- THE RECORDS
# # # # # # #

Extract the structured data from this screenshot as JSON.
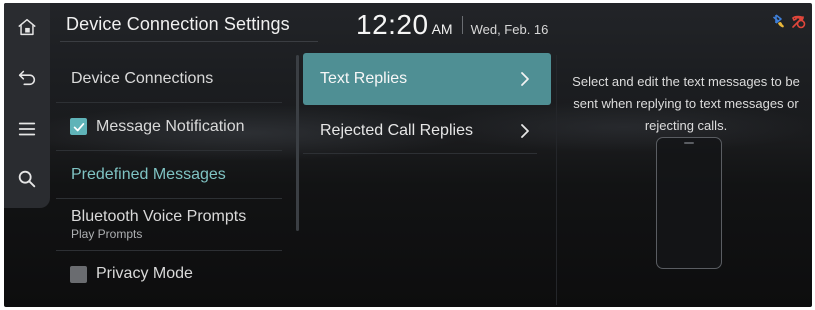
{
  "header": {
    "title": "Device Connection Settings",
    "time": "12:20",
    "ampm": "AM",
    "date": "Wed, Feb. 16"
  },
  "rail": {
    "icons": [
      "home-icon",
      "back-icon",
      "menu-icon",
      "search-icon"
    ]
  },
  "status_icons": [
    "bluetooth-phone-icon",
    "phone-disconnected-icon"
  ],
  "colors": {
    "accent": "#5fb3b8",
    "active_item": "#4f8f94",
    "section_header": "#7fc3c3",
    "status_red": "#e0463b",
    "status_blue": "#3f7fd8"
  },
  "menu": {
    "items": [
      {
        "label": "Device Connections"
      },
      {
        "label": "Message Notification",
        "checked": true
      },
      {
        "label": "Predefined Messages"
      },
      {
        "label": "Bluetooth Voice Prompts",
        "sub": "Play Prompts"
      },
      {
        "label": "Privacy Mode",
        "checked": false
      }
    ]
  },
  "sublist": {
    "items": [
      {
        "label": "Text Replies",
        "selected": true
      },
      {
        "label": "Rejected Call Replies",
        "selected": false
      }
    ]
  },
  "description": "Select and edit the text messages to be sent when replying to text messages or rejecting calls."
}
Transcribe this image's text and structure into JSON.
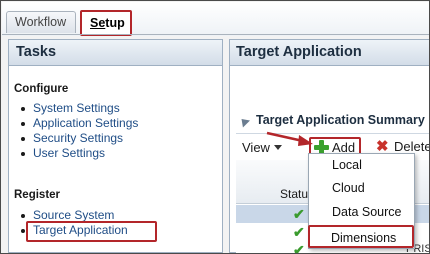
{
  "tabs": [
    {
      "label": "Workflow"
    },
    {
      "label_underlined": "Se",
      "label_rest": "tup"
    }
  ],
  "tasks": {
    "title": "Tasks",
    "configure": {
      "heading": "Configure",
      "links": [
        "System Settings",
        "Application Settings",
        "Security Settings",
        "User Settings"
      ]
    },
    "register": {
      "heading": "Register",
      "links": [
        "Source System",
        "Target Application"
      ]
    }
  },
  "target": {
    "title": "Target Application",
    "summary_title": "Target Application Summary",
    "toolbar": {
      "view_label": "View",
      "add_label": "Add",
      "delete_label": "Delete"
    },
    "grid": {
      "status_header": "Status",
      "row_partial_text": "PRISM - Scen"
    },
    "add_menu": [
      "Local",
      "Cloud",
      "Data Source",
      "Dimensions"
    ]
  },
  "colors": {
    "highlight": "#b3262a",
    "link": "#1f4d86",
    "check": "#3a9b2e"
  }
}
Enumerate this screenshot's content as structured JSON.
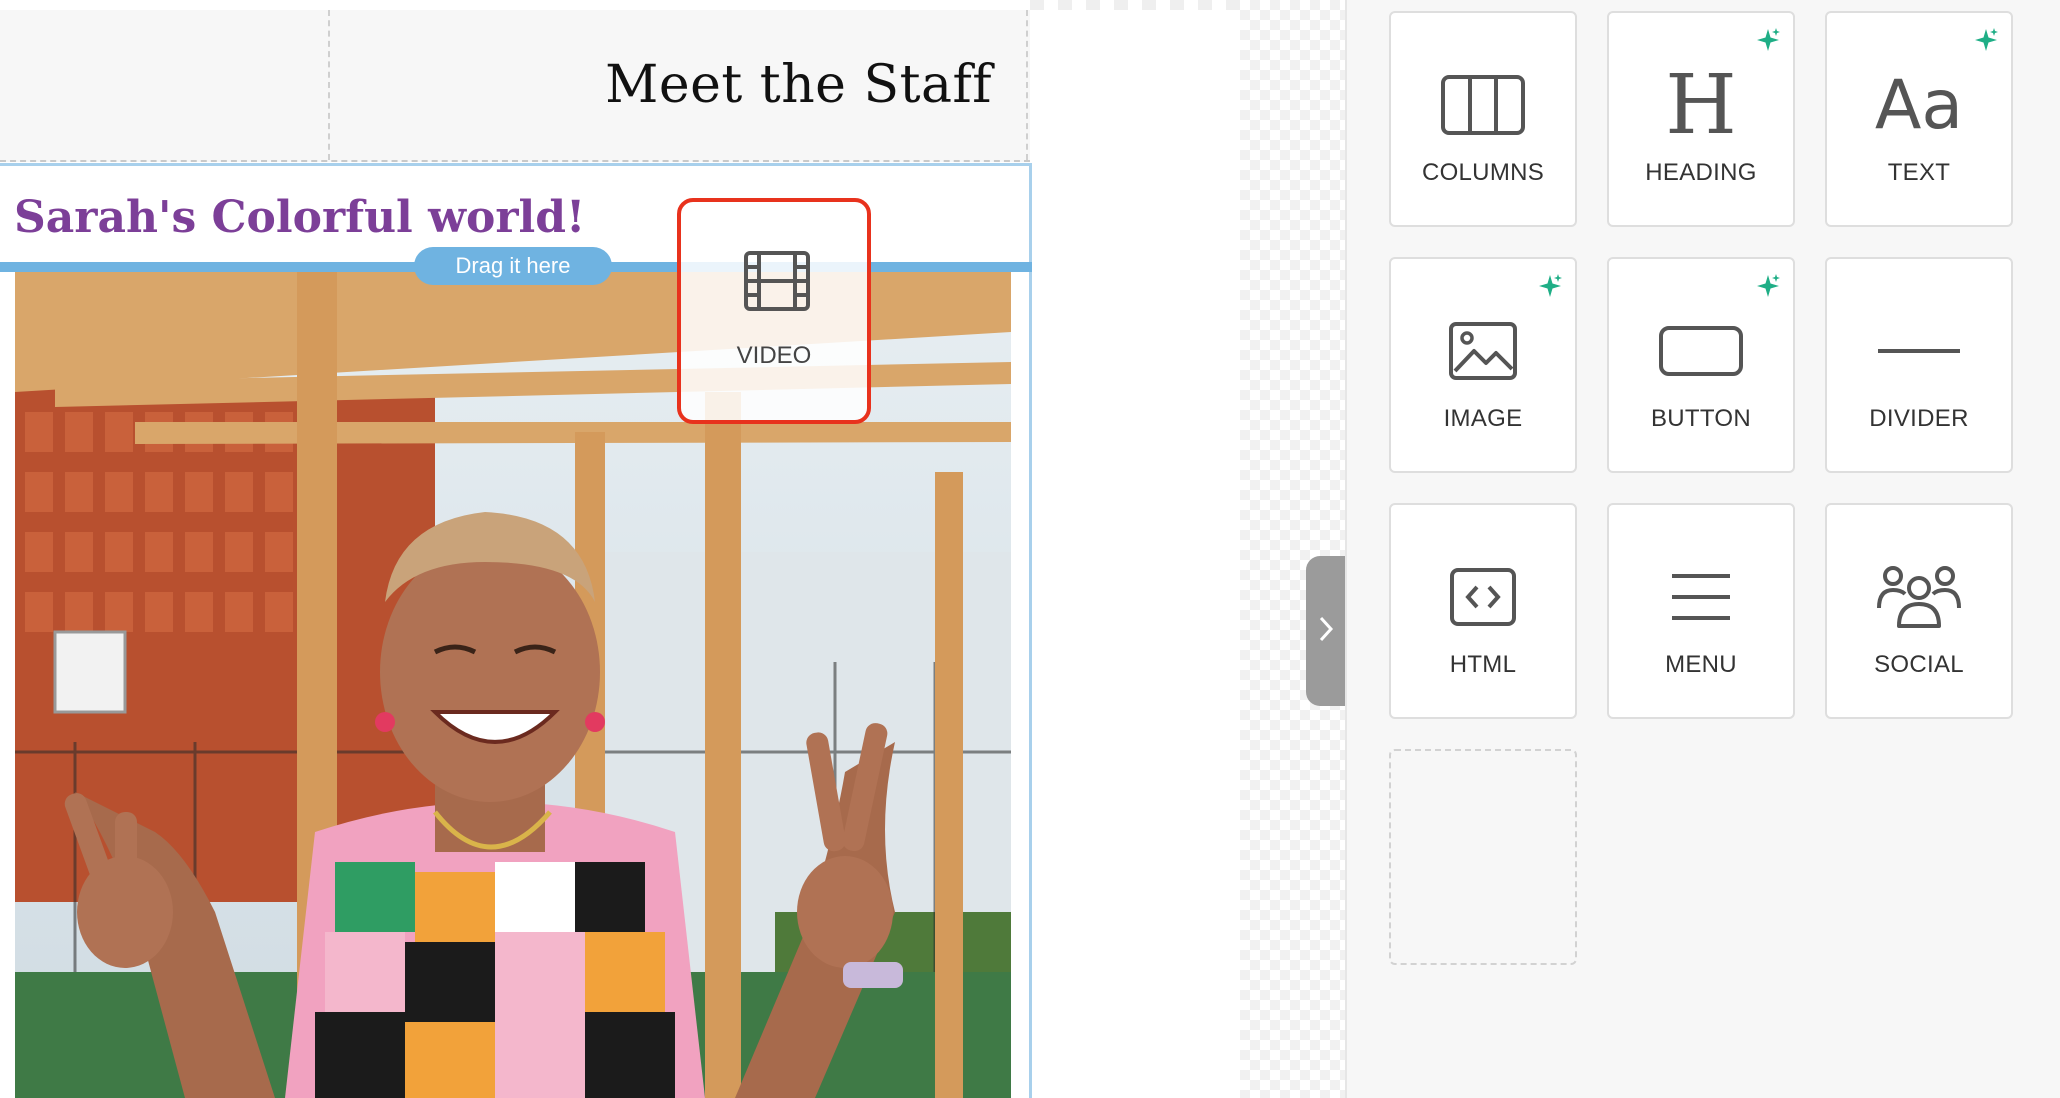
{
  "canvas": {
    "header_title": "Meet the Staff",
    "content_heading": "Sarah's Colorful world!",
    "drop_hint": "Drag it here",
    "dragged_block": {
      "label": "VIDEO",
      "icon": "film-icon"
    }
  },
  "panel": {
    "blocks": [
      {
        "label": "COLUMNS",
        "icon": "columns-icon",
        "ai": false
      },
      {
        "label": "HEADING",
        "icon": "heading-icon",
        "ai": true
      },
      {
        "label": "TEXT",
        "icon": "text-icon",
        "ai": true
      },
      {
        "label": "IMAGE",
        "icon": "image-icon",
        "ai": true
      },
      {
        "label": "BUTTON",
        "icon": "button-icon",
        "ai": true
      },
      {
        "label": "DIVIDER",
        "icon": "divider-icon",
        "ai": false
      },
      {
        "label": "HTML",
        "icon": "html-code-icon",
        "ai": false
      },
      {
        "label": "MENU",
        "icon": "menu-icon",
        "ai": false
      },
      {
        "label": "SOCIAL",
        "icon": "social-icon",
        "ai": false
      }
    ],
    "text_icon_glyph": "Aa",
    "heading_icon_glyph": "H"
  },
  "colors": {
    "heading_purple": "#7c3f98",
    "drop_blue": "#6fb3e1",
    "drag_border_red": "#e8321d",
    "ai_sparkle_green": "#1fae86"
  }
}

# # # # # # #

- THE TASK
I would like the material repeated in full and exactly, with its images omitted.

- RESULT FOR THIS TASK
Extract the structured data from this screenshot as JSON.
{
  "header": {
    "title": "Device Connection Settings",
    "time": "12:20",
    "ampm": "AM",
    "date": "Wed, Feb. 16"
  },
  "rail": {
    "icons": [
      "home-icon",
      "back-icon",
      "menu-icon",
      "search-icon"
    ]
  },
  "status_icons": [
    "bluetooth-phone-icon",
    "phone-disconnected-icon"
  ],
  "colors": {
    "accent": "#5fb3b8",
    "active_item": "#4f8f94",
    "section_header": "#7fc3c3",
    "status_red": "#e0463b",
    "status_blue": "#3f7fd8"
  },
  "menu": {
    "items": [
      {
        "label": "Device Connections"
      },
      {
        "label": "Message Notification",
        "checked": true
      },
      {
        "label": "Predefined Messages"
      },
      {
        "label": "Bluetooth Voice Prompts",
        "sub": "Play Prompts"
      },
      {
        "label": "Privacy Mode",
        "checked": false
      }
    ]
  },
  "sublist": {
    "items": [
      {
        "label": "Text Replies",
        "selected": true
      },
      {
        "label": "Rejected Call Replies",
        "selected": false
      }
    ]
  },
  "description": "Select and edit the text messages to be sent when replying to text messages or rejecting calls."
}
Transcribe this image's text and structure into JSON.
{
  "tabs": [
    {
      "label": "Workflow"
    },
    {
      "label_underlined": "Se",
      "label_rest": "tup"
    }
  ],
  "tasks": {
    "title": "Tasks",
    "configure": {
      "heading": "Configure",
      "links": [
        "System Settings",
        "Application Settings",
        "Security Settings",
        "User Settings"
      ]
    },
    "register": {
      "heading": "Register",
      "links": [
        "Source System",
        "Target Application"
      ]
    }
  },
  "target": {
    "title": "Target Application",
    "summary_title": "Target Application Summary",
    "toolbar": {
      "view_label": "View",
      "add_label": "Add",
      "delete_label": "Delete"
    },
    "grid": {
      "status_header": "Status",
      "row_partial_text": "PRISM - Scen"
    },
    "add_menu": [
      "Local",
      "Cloud",
      "Data Source",
      "Dimensions"
    ]
  },
  "colors": {
    "highlight": "#b3262a",
    "link": "#1f4d86",
    "check": "#3a9b2e"
  }
}
Enumerate this screenshot's content as structured JSON.
{
  "canvas": {
    "header_title": "Meet the Staff",
    "content_heading": "Sarah's Colorful world!",
    "drop_hint": "Drag it here",
    "dragged_block": {
      "label": "VIDEO",
      "icon": "film-icon"
    }
  },
  "panel": {
    "blocks": [
      {
        "label": "COLUMNS",
        "icon": "columns-icon",
        "ai": false
      },
      {
        "label": "HEADING",
        "icon": "heading-icon",
        "ai": true
      },
      {
        "label": "TEXT",
        "icon": "text-icon",
        "ai": true
      },
      {
        "label": "IMAGE",
        "icon": "image-icon",
        "ai": true
      },
      {
        "label": "BUTTON",
        "icon": "button-icon",
        "ai": true
      },
      {
        "label": "DIVIDER",
        "icon": "divider-icon",
        "ai": false
      },
      {
        "label": "HTML",
        "icon": "html-code-icon",
        "ai": false
      },
      {
        "label": "MENU",
        "icon": "menu-icon",
        "ai": false
      },
      {
        "label": "SOCIAL",
        "icon": "social-icon",
        "ai": false
      }
    ],
    "text_icon_glyph": "Aa",
    "heading_icon_glyph": "H"
  },
  "colors": {
    "heading_purple": "#7c3f98",
    "drop_blue": "#6fb3e1",
    "drag_border_red": "#e8321d",
    "ai_sparkle_green": "#1fae86"
  }
}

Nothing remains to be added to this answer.